:: DATA RECORDS

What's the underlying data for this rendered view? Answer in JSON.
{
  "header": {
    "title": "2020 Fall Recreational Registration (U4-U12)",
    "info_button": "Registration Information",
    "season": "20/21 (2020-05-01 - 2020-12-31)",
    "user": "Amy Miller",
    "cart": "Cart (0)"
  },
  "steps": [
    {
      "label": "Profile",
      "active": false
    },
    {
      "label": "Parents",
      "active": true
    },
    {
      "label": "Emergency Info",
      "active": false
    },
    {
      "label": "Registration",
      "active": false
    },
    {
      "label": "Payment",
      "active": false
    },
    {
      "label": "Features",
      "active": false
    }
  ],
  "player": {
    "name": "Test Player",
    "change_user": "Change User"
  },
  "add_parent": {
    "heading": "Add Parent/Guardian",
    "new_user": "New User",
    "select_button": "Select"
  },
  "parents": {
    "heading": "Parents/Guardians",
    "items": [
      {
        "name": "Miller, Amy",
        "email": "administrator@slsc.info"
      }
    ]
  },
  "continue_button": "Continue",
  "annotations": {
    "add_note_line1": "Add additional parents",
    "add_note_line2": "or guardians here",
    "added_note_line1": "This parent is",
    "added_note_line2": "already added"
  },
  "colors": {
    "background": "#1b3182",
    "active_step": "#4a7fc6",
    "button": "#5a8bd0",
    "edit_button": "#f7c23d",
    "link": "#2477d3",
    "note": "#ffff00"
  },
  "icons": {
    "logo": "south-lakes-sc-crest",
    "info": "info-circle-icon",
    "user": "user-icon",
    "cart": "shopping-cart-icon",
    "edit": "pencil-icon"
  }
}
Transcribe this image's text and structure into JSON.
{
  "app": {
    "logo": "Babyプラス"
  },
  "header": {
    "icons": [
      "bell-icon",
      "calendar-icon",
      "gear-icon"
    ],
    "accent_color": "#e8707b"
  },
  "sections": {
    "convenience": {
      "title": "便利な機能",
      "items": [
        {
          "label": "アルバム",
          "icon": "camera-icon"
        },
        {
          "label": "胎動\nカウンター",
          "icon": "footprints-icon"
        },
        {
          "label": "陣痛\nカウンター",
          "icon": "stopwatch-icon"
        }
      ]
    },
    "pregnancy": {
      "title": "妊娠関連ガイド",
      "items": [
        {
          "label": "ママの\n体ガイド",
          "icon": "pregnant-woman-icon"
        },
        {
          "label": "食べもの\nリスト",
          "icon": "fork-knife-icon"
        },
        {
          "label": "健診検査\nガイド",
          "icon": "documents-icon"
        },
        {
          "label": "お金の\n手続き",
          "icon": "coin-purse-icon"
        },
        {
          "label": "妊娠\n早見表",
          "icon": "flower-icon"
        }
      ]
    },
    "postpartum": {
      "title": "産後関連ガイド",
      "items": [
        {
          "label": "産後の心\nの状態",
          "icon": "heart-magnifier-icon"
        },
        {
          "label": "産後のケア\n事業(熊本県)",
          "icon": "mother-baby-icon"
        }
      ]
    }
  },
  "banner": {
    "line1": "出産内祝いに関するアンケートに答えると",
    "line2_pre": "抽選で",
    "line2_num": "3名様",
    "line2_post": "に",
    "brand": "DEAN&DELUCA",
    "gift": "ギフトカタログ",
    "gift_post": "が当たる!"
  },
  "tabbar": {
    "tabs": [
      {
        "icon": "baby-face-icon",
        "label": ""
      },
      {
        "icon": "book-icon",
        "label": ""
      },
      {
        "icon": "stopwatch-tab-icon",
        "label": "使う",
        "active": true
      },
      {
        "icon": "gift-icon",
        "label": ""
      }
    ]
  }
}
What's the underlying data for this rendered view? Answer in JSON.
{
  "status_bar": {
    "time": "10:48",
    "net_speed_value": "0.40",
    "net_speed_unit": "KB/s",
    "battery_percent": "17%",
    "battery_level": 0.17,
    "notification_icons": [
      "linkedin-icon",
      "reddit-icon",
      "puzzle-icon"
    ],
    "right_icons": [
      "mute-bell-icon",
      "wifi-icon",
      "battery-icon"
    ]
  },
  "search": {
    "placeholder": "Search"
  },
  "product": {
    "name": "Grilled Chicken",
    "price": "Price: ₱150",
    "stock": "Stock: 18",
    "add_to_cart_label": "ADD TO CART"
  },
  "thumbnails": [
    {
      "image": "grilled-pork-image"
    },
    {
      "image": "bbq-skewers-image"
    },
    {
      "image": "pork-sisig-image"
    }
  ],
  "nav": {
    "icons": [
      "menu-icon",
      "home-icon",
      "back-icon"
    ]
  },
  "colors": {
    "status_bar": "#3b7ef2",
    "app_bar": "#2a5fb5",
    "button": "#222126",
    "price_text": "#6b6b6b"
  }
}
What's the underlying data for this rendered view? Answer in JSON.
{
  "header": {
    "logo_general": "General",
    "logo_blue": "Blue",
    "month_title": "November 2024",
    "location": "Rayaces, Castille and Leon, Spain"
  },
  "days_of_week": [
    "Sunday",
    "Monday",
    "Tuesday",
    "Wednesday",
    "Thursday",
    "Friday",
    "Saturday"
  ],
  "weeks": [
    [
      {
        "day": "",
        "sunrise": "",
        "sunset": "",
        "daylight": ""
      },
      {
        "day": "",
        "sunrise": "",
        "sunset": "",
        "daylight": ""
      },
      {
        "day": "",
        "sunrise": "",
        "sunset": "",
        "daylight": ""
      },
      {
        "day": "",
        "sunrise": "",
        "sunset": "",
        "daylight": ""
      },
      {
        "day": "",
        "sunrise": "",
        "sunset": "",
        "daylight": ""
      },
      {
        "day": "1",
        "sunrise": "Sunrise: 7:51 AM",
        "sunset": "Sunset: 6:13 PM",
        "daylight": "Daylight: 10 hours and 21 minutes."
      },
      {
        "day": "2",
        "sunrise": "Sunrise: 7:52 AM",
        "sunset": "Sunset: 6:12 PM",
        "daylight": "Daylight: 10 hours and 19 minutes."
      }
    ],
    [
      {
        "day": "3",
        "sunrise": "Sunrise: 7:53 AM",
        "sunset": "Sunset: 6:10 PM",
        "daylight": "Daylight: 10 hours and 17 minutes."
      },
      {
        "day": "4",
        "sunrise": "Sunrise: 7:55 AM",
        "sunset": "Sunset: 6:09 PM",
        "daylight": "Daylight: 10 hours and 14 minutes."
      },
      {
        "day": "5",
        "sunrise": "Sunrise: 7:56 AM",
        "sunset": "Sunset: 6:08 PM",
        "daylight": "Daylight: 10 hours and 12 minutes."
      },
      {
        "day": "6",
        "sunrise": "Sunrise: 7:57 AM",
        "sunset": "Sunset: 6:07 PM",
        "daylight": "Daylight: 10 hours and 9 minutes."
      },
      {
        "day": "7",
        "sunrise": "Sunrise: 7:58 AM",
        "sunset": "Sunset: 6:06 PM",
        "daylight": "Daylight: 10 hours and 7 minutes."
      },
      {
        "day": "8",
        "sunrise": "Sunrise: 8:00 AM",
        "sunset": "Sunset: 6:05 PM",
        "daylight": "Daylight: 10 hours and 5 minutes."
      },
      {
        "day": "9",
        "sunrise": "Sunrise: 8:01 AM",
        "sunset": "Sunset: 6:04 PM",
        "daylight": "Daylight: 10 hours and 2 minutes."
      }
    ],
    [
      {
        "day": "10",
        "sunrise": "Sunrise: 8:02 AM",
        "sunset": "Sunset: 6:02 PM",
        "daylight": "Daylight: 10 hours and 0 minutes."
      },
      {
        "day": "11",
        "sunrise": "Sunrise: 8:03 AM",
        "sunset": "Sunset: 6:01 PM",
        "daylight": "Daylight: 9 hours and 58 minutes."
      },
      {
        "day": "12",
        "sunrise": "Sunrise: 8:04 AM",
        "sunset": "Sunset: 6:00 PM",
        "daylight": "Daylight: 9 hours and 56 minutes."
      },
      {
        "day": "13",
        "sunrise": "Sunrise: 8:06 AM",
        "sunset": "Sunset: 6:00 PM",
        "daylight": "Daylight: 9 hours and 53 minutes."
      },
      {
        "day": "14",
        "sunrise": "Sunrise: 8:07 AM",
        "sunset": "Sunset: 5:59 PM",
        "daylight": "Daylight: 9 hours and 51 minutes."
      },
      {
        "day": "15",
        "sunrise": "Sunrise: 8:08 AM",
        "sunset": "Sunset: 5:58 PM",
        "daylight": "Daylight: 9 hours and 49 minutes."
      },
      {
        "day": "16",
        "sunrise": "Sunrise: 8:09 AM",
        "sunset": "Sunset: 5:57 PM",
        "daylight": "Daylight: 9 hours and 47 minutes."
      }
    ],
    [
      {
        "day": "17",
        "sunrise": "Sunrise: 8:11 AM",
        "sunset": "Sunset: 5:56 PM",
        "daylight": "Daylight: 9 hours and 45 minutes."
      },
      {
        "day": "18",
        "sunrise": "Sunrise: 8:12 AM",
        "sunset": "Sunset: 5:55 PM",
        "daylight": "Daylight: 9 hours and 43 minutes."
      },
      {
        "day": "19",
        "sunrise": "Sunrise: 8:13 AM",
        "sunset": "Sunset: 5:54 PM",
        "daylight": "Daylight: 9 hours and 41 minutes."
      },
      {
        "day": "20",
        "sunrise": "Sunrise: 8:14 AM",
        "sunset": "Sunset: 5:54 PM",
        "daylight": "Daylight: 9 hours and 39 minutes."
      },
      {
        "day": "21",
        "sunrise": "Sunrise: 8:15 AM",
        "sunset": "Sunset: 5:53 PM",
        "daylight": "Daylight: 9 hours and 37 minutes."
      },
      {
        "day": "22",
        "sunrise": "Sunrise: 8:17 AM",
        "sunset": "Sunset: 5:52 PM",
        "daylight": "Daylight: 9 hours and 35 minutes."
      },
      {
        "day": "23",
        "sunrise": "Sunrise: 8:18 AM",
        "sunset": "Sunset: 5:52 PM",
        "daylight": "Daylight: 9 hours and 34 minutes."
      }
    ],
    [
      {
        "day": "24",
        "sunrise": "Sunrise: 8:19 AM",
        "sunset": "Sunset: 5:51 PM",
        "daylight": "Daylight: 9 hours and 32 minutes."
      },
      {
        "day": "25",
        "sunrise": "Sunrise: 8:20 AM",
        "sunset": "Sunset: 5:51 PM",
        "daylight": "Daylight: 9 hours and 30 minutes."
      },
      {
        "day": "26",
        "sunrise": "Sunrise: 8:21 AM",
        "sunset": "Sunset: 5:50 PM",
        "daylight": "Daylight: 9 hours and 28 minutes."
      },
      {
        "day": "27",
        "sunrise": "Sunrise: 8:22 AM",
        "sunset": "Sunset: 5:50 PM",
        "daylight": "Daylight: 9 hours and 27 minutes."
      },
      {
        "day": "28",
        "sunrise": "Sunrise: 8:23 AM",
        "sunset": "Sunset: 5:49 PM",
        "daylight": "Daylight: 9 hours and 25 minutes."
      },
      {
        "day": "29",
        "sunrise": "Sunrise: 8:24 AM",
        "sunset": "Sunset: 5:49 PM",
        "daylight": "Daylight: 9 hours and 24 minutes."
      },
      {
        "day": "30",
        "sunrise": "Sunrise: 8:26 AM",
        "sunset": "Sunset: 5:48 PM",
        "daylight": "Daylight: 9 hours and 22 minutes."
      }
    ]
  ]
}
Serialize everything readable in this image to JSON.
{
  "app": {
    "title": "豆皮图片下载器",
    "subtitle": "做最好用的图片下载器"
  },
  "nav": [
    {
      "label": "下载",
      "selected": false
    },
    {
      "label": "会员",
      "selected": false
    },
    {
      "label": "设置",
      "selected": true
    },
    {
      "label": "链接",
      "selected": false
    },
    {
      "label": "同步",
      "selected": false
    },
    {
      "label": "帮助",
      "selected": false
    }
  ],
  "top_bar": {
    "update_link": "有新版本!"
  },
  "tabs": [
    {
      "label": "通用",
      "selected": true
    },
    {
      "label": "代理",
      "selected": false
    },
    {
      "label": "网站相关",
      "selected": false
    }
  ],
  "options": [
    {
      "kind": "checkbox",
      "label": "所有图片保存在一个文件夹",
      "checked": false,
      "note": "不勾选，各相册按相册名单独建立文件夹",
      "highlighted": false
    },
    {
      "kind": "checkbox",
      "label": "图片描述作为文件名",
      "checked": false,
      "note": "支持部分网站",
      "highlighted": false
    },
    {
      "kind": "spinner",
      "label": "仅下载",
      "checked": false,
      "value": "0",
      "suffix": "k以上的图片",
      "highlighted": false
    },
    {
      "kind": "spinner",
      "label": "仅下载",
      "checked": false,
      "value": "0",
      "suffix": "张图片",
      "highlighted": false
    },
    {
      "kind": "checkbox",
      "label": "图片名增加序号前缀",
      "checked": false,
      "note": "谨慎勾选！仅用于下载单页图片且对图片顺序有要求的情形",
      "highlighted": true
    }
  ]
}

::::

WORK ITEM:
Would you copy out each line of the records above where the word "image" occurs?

TASK SOLUTION:
Transcribe this image's text and structure into JSON.
      "image": "grilled-pork-image"
      "image": "bbq-skewers-image"
      "image": "pork-sisig-image"
Serialize everything readable in this image to JSON.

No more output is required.